PRETORIA - The Air Force and the Tshwane Municipality are working overtime to spruce up the Waterkloof Air Force Base ahead of the arrival of United States President Barack Obama and other international dignitaries.

More than 70 heads of state are en route to South Africa for former President Nelson Mandela's memorial service, which will be held at the FNB Stadium on Tuesday.

Eyewitness News can confirm at least seven heads of state are expected to touchdown at Waterkloof in the next 12 hours.

The presidents of Chad and Senegal are expected to arrive at the base within the next two hours.

The details are contained on a flight schedule, which Eyewitness News has seen.

Also expected later today are delegations from Canada, China and Kenya.

But the Unites States is not listed on the schedule. Officials from the US embassy are however at the base's passenger terminal, making arrangements for Obama and his delegation.

The OR Tambo International Airport is also expected to welcome dignitaries.

Mandela, South Africa's first black president, passed away on Thursday last week at the age of 95.

Air Force troops in uniforms, armed themselves with weed eaters and are trimming overgrown bush in the street outside the base.

And while the defence force deals with horticultural maintenance, Tshwane municipal workers are picking up litter.

The urgent tidying up of this National Key Point comes ahead of Obama and his delegation's arrival.

In an unusual move, former US Presidents Jimmy Carter, George W Bush and Bill Clinton as well as their spouses and 26 congressmen will also attend the event.

It's unclear at what time the group will touch down in Pretoria.


Government officials are gearing up for a week that will not only see 70 heads of state arrive, but will also see 10 former heads of state land in South Africa to pay their last respects.

Some are also expected to speak during the service at FNB Stadium.

Department of International Relations and Cooperation spokesperson Clayson Monyela says world leaders will travel with their own security detail, but will have to work closely with local authorities.

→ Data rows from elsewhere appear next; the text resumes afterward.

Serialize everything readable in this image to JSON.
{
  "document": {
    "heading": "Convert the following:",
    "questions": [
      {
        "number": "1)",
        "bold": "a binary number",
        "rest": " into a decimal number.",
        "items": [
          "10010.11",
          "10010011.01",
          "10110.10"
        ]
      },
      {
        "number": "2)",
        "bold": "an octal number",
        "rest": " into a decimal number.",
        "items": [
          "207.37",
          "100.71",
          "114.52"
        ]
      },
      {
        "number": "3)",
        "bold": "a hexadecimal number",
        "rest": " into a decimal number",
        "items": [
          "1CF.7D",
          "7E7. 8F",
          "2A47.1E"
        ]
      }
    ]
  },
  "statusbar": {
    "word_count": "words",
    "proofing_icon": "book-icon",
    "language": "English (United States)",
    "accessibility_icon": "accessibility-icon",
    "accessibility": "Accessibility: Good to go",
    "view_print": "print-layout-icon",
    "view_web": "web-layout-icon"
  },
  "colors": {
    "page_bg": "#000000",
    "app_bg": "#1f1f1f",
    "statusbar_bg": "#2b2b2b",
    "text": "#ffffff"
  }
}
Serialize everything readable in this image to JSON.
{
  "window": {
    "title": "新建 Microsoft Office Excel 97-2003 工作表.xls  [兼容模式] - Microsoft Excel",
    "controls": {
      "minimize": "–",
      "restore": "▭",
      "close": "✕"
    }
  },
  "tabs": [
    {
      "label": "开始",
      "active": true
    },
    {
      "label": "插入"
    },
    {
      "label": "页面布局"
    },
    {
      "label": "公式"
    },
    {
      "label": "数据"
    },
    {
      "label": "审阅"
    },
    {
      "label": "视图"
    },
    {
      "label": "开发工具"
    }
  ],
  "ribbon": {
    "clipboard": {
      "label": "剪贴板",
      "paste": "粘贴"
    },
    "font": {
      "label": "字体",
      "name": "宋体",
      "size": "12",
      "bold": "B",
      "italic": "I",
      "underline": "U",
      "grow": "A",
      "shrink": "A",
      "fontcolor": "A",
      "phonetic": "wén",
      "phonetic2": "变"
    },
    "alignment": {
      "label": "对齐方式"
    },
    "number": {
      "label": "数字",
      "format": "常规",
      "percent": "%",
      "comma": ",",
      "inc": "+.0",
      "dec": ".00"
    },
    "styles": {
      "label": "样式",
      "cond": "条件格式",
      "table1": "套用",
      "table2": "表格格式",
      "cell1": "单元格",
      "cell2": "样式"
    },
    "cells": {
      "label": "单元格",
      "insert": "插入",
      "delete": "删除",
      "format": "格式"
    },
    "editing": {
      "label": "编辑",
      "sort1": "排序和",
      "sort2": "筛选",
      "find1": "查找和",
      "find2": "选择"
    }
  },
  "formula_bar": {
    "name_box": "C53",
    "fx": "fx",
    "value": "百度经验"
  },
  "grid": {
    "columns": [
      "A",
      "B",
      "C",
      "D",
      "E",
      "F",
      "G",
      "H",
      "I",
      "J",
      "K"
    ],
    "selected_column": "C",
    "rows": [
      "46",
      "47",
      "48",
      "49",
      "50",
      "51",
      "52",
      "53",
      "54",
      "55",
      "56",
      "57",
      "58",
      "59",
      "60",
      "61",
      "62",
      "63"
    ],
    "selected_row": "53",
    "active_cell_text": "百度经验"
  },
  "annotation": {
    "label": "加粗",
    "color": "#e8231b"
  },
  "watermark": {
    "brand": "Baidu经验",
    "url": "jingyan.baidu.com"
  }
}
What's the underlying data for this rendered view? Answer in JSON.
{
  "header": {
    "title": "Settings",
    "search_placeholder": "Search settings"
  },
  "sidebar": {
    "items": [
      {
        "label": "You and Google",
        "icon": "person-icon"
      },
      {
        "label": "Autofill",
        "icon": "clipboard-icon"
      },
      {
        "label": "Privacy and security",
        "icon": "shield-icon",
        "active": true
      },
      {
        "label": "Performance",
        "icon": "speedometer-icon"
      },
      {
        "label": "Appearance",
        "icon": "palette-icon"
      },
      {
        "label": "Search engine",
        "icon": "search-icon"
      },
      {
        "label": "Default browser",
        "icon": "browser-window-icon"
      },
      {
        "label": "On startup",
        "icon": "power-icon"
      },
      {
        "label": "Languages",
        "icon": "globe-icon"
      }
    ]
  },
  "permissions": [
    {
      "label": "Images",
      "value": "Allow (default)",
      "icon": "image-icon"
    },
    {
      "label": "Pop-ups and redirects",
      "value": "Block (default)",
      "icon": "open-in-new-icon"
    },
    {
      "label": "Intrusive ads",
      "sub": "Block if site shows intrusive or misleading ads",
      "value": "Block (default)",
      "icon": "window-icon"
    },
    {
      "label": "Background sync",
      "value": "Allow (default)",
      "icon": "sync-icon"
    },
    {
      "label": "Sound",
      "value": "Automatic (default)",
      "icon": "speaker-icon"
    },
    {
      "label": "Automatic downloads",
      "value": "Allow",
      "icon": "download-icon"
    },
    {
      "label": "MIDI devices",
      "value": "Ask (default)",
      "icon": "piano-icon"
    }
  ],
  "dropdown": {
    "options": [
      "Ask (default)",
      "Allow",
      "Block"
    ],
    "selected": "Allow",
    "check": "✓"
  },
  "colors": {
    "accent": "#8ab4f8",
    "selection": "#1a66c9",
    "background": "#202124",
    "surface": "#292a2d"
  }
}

"The whole world is literally coming to South Africa."

The world's major organisations such as the United Nations, the African Union, the European Union and the World Bank will also be represented.

Meanwhile, International Relations Minister Maite Nkoana-Mashabane said the number of high-profile guests arriving in South Africa is unprecedented.


Several other events are also planned for this week and points of interest such as memorial sites with condolence books are also being arranged.

Provincial legislatures and city councils are also hosting special sittings this week.

From 11 to 13 December, Mandela's remains will lie in state at the Union Buildings in Pretoria.

A procession will leave 1 Military Hospital at 7am everyday.

Government has encouraged members of the public to form a guard of honour along the route in the mornings.

On Wednesday, only the Mandela family and VVIPs will view the body from 10am, after which members of the public can file past the body from 12pm to 5.30pm.

On Thursday and Friday, the public will have access to the casket from 8am to 5.30pm.

This will be followed by Sunday's funeral in Qunu.

Nkoana-Mashabane said the majority of international guests will not travel to Qunu in the Eastern Cape for the funeral which is taking place on 15 December.

For an up-to-date and comprehensive guide to the various events, including information on transport, see EWN's special guide, Saying goodbye to Madiba: Event planner or the shorter guide, Mandela events: Brief information guide.